the end of 10th standard came the second hardest nation wide exam. every student in india takes Board Exams after 10th and 12th standards, the results of which travel with you to every school/job application in India. it's casual for aunties at weddings to ask what you got in your Boards; that's how important and pressurized schools in India are. the first day you step into a class is the first day you'll hear "okay so this is what you need to know for the exam". peak transmission learning! there's a popular Bollywood movie that explores the relationship between higher educational institutions with rates of suicide and the numbers are astoundingly high. i spent 11th and 12th standard in a "real" international school this time and spent my years preparing to leave india's educational system and never look back. i knew i couldn't keep up with 1. the pressure educators put on students to get that 100% 2. the lack of liberal arts school prioritization. it meant leaving my home, most of my friends, and my family, but it meant a better education! right? i think i was half-right. i talk to my international friends (who sometimes take me in as one of them but mostly not) and sometimes we wonder why we left home to come here. if i mean it when i say that i want to spend most of my working life at home, how do i take this knowledge back there? without acting like those brown people that come from america to teach indians the american way? who knows!

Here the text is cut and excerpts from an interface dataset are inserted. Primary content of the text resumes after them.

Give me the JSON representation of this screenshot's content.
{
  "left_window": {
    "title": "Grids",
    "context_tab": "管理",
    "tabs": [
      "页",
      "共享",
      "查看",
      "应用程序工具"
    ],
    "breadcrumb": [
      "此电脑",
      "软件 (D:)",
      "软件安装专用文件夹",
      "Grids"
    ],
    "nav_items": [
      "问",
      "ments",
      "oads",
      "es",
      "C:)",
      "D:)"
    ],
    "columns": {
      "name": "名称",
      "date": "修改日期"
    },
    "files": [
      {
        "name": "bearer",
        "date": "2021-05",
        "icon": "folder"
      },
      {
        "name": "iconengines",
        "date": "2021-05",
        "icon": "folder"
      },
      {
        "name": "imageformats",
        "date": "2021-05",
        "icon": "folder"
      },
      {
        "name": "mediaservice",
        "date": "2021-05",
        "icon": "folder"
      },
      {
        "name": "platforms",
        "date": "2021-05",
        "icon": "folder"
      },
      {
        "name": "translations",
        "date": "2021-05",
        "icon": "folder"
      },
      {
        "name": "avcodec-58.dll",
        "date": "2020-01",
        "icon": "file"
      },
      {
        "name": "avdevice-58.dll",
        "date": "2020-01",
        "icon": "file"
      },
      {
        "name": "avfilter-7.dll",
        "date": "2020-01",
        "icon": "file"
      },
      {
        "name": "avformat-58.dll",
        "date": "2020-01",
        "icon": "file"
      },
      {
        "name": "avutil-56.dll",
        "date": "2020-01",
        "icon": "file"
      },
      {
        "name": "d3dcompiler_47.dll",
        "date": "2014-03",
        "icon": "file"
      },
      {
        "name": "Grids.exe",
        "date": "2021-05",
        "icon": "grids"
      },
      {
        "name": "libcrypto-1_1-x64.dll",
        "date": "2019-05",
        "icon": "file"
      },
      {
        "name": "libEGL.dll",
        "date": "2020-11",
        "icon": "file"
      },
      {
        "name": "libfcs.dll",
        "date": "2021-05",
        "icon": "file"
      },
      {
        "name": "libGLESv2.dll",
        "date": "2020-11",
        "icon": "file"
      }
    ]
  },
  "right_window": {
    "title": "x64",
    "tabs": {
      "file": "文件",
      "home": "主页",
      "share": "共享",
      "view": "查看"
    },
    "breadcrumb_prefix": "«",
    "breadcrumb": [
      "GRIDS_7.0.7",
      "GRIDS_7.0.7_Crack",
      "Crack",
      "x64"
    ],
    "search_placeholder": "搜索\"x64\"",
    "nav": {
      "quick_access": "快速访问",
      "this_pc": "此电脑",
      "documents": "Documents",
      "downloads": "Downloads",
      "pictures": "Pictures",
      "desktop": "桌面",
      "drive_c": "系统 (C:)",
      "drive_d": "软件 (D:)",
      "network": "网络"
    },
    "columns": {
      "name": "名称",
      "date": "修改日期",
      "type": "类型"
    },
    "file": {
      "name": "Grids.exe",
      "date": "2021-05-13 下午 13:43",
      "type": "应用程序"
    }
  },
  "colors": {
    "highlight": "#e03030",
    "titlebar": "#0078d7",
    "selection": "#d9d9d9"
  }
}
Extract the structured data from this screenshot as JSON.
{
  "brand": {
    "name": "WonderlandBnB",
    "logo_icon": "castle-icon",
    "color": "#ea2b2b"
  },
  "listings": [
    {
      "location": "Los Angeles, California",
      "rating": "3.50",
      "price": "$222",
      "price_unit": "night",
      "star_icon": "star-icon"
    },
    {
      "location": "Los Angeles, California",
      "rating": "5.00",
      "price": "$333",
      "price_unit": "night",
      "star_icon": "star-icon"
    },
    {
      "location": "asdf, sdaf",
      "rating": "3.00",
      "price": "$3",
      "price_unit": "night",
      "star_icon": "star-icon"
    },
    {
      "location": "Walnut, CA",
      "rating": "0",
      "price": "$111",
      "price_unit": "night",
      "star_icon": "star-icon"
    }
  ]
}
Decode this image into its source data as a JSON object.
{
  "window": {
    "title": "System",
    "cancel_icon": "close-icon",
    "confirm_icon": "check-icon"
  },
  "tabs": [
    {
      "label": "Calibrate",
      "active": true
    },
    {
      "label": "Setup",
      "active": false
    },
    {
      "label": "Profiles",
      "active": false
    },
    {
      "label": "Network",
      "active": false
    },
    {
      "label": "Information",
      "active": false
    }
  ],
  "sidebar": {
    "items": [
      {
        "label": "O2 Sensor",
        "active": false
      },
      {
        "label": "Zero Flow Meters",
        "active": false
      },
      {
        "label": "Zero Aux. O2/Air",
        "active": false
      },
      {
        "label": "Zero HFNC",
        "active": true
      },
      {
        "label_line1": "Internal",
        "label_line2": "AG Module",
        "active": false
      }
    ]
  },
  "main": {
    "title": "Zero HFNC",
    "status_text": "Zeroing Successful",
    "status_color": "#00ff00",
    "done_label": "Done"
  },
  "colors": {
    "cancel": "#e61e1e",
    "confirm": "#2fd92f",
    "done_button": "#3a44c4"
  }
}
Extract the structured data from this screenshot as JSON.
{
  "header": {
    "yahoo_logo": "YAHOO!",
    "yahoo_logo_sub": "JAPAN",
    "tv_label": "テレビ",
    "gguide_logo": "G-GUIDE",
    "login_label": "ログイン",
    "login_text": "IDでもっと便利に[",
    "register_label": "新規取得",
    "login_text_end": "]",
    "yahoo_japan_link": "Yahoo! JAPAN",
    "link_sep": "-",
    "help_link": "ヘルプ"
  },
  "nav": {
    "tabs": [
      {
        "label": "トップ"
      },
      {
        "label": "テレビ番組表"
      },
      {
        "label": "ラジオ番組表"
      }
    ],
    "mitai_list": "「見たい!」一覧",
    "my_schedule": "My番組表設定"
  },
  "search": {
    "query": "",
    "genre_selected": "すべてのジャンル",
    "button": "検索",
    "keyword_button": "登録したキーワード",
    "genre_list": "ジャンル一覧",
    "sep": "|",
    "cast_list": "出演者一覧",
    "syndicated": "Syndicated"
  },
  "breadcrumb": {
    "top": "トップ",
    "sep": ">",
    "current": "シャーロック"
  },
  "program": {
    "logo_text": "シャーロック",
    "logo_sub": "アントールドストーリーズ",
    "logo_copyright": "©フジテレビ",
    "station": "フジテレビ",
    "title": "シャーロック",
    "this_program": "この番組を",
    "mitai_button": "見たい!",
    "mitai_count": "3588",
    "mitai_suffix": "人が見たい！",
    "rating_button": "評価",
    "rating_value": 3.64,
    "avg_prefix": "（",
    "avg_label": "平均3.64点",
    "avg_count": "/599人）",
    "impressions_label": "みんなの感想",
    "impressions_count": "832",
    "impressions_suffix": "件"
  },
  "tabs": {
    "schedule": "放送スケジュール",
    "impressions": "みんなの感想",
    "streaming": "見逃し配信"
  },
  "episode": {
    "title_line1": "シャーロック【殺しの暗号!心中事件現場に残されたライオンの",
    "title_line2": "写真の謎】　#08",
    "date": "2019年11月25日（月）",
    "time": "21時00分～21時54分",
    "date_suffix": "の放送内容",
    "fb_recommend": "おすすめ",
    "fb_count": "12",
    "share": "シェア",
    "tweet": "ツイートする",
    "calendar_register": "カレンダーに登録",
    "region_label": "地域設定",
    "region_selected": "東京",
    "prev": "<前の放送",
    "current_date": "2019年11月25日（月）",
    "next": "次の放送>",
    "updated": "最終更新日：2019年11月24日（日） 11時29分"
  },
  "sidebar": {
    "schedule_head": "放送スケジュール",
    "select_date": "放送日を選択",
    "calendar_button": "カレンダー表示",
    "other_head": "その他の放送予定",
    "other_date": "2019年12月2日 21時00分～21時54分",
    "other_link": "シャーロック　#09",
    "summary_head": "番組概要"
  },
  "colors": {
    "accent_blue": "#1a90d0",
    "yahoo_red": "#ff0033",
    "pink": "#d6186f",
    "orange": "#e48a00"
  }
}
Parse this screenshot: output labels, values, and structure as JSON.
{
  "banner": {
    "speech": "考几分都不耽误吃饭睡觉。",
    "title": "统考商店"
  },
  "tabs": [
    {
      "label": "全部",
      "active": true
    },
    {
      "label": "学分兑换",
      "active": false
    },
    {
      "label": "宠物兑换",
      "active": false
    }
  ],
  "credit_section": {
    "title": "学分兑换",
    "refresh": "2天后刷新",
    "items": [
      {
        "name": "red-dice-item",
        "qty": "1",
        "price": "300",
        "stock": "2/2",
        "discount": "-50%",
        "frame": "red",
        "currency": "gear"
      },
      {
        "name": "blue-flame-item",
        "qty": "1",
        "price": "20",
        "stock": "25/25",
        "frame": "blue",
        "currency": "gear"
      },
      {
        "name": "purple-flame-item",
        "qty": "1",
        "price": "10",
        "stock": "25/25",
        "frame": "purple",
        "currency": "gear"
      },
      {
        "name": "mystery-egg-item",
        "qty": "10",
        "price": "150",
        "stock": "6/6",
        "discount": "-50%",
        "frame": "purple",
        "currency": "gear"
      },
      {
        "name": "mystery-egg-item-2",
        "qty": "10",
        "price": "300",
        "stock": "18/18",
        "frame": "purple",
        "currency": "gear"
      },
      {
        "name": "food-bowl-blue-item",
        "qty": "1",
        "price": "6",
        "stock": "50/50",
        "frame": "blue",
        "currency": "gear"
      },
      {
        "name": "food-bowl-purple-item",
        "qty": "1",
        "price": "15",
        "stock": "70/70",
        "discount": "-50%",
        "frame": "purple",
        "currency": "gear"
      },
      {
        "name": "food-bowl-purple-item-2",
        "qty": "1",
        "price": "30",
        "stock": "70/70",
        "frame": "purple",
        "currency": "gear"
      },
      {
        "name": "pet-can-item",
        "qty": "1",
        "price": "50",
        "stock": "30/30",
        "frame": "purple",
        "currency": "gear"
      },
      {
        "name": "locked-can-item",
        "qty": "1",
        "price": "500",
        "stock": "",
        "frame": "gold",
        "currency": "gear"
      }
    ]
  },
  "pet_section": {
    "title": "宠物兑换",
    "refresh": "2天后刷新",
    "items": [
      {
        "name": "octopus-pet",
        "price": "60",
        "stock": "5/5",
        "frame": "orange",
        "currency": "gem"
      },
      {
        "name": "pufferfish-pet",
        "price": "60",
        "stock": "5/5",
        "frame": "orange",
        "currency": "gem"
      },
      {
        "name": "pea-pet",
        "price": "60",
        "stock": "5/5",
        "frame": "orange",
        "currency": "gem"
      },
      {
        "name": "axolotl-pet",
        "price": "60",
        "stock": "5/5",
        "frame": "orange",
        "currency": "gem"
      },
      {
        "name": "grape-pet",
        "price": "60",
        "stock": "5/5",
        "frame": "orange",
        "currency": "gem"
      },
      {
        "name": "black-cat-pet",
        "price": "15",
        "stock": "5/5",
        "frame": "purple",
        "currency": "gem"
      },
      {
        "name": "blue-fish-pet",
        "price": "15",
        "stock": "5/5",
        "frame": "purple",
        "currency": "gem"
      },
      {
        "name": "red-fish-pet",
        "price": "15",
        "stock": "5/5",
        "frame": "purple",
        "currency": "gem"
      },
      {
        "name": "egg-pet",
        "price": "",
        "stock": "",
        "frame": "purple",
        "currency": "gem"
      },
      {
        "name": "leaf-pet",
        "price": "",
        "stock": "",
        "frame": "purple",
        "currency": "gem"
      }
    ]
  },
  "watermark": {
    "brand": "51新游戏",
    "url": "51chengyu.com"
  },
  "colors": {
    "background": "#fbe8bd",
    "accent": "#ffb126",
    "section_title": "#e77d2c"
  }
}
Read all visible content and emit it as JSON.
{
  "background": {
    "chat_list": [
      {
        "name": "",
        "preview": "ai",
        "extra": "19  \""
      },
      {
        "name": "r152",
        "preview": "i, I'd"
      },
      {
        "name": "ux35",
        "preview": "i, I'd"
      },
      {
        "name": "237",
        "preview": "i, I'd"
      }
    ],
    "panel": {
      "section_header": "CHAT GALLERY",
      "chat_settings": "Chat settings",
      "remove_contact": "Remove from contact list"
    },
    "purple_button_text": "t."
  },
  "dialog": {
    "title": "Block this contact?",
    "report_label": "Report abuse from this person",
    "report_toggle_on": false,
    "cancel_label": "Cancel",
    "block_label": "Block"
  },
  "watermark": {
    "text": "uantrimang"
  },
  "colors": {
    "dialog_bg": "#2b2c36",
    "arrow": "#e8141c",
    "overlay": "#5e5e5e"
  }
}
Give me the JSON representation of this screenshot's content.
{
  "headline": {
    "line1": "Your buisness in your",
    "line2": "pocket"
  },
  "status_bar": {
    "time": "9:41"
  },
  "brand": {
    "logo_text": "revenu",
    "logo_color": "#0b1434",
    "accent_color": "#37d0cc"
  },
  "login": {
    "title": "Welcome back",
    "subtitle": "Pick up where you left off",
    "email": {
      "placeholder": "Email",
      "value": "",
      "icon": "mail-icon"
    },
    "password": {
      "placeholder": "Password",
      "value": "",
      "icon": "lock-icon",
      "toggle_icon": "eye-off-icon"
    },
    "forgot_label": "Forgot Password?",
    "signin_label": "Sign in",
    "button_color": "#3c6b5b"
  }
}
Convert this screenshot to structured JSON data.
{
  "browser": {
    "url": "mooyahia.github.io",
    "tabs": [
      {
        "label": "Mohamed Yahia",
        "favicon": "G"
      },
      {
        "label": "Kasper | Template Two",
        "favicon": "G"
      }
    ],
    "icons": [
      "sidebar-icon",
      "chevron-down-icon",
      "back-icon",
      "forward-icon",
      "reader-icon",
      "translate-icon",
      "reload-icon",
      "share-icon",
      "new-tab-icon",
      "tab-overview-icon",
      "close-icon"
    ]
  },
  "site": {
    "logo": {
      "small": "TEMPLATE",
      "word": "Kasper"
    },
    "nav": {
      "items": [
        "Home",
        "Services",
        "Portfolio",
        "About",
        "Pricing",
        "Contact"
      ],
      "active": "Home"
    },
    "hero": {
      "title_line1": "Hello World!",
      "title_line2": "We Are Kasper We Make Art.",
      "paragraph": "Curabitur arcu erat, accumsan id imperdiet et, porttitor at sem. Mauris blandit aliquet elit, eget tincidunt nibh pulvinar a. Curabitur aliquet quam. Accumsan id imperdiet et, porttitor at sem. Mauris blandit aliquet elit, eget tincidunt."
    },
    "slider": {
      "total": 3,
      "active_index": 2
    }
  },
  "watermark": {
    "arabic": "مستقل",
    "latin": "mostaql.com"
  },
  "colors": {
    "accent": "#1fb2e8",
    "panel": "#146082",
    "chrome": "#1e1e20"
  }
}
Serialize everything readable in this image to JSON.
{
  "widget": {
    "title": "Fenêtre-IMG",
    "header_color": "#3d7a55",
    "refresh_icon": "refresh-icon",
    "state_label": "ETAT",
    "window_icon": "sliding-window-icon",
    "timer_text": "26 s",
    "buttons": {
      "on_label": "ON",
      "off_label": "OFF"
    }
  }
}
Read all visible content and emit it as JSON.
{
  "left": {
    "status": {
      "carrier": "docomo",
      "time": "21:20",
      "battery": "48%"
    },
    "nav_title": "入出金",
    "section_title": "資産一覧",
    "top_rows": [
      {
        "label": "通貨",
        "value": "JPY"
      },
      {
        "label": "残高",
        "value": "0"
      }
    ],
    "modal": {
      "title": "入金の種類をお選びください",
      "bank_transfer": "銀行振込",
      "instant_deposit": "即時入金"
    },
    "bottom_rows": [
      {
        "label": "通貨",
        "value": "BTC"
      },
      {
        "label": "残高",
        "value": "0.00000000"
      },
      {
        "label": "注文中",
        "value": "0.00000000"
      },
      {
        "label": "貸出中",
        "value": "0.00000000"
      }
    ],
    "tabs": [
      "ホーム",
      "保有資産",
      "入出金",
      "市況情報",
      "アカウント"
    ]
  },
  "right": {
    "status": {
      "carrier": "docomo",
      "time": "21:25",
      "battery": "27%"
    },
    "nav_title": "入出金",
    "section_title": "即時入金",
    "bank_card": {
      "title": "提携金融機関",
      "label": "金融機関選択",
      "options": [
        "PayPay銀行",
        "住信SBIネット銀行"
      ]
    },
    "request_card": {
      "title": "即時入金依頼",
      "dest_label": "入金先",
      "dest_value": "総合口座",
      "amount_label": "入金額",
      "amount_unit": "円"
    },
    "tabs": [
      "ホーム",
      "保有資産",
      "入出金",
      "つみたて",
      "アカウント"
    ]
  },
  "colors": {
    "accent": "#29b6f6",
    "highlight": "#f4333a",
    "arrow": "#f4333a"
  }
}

Sunshine's picture

the questions of life. will we ever have answers? i don't know